Studying School Gardens as Habitat for Urban Butterflies and Outcomes of Involving Elementary School Students in Data Collection during a DC Summer Program

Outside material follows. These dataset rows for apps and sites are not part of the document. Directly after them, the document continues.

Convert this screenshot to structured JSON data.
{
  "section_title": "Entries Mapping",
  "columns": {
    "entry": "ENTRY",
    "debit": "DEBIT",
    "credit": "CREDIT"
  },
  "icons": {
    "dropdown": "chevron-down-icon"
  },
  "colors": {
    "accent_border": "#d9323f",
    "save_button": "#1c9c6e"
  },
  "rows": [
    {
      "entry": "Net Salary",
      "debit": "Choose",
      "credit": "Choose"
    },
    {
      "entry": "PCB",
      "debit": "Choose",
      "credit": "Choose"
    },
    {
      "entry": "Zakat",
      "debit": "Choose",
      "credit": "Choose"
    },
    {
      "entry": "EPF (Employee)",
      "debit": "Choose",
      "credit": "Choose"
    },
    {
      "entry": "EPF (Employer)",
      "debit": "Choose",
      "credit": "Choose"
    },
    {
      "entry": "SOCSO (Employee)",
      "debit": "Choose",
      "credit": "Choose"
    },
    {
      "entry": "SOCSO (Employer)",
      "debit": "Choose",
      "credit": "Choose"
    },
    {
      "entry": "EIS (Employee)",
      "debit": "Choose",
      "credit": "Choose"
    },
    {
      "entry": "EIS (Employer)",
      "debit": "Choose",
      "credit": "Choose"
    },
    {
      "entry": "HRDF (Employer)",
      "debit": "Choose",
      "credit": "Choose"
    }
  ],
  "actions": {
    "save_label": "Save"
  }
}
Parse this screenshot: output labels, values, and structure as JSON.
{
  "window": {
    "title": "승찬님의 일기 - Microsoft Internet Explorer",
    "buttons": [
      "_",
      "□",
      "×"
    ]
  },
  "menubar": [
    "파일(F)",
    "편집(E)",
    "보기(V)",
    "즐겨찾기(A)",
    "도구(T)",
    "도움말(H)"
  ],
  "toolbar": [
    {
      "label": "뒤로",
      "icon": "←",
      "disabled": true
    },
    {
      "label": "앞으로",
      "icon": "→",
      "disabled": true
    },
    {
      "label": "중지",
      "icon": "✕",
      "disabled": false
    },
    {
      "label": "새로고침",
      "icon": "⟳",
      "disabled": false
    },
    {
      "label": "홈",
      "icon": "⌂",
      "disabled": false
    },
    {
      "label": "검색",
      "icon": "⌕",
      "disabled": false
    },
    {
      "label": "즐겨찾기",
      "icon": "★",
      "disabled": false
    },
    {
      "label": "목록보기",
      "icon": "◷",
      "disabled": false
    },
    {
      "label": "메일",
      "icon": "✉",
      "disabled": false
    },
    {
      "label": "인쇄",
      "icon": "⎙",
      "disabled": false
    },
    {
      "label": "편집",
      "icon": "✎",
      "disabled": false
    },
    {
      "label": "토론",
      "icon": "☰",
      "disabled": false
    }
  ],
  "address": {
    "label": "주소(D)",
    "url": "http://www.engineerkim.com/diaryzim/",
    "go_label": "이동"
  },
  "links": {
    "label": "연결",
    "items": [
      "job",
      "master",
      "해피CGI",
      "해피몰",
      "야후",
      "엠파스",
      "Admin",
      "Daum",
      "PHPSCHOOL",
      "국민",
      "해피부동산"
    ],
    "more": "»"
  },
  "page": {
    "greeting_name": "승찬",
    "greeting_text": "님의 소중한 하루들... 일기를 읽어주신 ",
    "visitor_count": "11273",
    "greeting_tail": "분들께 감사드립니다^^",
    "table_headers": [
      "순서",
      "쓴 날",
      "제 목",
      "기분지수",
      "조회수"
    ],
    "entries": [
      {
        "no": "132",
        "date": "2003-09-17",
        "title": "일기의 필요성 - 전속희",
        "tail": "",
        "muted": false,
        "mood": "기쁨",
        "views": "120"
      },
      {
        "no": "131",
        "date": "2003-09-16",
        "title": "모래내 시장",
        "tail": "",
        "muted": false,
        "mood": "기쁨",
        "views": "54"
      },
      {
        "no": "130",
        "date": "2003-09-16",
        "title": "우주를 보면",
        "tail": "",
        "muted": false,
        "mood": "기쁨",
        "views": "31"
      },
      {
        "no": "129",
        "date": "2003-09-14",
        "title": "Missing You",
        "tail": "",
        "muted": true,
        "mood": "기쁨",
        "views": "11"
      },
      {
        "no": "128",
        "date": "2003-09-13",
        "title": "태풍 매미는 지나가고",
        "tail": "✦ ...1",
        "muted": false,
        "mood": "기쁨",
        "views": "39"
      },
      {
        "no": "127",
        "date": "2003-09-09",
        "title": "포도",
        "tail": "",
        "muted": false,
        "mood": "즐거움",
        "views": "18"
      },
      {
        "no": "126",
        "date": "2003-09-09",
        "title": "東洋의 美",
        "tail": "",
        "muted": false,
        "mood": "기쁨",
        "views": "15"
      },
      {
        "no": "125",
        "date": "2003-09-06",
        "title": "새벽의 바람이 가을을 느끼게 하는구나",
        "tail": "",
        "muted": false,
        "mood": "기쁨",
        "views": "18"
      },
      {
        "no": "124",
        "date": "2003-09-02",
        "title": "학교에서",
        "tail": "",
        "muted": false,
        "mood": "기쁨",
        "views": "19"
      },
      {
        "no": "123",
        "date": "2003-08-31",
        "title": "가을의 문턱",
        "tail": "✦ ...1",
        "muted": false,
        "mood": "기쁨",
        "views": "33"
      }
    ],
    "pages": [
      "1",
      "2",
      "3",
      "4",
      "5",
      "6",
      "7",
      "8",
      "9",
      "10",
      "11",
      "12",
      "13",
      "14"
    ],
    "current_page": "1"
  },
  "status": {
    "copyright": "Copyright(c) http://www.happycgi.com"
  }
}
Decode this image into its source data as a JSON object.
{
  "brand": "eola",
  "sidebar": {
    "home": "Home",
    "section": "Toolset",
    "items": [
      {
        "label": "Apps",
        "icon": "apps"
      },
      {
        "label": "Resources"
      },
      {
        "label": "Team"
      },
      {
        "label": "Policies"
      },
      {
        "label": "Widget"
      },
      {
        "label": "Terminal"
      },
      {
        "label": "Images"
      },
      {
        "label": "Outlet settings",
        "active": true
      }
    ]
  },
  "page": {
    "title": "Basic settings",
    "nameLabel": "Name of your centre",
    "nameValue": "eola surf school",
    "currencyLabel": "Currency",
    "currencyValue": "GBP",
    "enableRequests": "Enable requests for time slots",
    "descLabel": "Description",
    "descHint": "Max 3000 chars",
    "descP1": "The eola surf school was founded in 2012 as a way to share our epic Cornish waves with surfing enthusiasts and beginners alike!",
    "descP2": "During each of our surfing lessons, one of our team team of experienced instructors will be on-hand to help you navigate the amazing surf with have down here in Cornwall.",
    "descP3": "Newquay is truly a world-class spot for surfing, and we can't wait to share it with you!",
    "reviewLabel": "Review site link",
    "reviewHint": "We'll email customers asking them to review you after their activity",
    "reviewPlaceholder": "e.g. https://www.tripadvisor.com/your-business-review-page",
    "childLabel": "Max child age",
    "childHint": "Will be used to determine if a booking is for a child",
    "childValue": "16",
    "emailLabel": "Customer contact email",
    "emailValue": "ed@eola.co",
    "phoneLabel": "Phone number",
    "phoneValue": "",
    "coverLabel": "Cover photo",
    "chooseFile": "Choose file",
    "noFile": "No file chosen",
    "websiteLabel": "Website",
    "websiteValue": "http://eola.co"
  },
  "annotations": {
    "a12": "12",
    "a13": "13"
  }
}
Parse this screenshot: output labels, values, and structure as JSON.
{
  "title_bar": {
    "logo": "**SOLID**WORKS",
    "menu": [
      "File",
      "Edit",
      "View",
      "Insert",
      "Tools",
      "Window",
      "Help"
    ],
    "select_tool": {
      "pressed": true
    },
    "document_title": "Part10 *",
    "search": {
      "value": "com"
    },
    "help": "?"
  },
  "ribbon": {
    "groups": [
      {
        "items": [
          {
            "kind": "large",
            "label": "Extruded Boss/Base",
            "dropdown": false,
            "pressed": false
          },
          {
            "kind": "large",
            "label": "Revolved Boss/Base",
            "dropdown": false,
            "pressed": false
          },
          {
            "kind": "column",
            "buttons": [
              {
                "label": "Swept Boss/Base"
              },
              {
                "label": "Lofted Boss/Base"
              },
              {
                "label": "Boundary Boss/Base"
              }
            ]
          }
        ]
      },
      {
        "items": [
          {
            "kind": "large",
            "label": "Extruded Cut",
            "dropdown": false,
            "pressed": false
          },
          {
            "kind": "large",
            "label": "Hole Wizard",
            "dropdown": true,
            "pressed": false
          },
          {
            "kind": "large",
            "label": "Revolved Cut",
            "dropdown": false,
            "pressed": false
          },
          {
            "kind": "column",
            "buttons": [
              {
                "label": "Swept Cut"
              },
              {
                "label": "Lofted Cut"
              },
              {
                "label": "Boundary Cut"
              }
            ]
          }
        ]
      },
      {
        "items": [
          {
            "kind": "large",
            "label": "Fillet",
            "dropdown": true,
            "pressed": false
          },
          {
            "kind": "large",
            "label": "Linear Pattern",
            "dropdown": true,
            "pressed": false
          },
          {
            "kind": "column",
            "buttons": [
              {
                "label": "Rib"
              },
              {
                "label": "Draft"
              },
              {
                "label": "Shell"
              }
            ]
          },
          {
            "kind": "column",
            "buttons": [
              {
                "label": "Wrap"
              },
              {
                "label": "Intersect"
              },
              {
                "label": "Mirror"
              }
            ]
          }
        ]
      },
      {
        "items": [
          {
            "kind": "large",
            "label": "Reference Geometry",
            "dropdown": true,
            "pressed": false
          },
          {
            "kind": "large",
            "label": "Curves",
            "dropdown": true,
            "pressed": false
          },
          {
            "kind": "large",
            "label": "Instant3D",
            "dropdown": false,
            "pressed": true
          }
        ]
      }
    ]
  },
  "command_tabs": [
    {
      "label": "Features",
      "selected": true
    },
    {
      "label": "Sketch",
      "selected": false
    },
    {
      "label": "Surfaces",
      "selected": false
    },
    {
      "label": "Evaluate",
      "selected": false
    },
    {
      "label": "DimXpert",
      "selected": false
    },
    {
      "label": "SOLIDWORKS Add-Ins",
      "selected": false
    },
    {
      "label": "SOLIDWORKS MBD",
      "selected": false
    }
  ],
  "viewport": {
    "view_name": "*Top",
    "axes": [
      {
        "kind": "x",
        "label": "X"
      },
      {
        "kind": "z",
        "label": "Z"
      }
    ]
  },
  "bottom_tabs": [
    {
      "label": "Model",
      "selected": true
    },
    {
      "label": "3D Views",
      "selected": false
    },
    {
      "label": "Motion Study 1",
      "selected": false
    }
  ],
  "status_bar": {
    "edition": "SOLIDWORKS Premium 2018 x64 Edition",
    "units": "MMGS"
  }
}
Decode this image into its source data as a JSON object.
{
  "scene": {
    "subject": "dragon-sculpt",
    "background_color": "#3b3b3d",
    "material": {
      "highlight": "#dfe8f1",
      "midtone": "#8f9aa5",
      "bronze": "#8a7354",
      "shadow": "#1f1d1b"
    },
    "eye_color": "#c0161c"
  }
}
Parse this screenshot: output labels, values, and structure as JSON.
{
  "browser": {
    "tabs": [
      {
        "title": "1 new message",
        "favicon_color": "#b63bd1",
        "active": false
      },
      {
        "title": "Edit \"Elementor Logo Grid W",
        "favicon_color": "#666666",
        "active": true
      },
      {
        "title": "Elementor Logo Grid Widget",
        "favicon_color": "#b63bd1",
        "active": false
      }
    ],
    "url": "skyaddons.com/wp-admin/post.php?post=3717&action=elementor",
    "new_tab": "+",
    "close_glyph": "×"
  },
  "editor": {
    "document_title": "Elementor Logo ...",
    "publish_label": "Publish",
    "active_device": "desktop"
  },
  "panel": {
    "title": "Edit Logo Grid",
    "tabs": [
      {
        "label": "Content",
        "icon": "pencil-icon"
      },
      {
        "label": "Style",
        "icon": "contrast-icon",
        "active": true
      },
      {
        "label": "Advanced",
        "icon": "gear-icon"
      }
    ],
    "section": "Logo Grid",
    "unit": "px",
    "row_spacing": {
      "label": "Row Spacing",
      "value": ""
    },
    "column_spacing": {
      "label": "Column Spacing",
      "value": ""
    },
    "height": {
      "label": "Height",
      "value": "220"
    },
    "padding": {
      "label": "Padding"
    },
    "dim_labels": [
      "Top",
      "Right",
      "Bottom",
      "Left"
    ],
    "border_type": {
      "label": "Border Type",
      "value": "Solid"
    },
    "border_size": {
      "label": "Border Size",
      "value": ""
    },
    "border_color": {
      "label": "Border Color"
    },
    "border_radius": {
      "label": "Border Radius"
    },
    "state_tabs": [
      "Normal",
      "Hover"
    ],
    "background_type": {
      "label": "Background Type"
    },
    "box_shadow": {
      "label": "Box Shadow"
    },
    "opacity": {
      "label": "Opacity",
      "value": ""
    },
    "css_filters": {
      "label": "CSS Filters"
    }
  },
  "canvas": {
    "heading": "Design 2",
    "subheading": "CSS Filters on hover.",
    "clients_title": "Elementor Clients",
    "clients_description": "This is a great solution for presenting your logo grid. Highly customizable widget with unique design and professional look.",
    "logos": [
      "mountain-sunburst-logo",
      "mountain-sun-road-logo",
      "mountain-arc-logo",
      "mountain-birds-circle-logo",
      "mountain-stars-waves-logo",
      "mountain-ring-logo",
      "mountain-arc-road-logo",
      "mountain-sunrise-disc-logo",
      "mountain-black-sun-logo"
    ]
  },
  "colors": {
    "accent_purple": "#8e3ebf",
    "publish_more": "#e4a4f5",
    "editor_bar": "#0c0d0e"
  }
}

Schoolyard gardens are increasing in cities to simultaneously provide students with experiential learning opportunities and local communities with increased food security. These gardens may also provide urban habitats for pollinators and opportunities for students to interact with urban wildlife. Here we assess how schoolyard gardens may provide habitat for large-bodied butterflies and discuss how they may be designed to support more butterfly diversity. Due to their charismatic nature and presence in urban spaces, butterflies can be a flagship species to reconnect urban residents with the natural environment. Therefore, we designed the project to be student-led and assessed students' participation in the data collection process. Three elementary schools with rising first and third-grade students observe and capture large-bodied butterflies in their gardens during the summer of 2022. The species richness and abundance at school gardens were compared to butterflies caught by researchers in a corresponding natural area near each school. An N-mixture model was used to estimate the correlation between tree canopy, site area, and impervious surface to eastern tiger swallowtail (Papilio glaucus) abundance. Results showed that swallowtail abundance was negatively related to the percent of impervious surface at a site regardless of the site's area and proportion of tree cover. Our results indicate that urban schools with limited green space can increase butterfly abundance by planting more vegetation around the garden and decreasing impervious cover. Student discussions provided program feedback and increased interest in butterfly ecology within urban environments. These results indicate that involving K- 12 students in urban ecological research within their school grounds may increase their awareness of interactions with nature.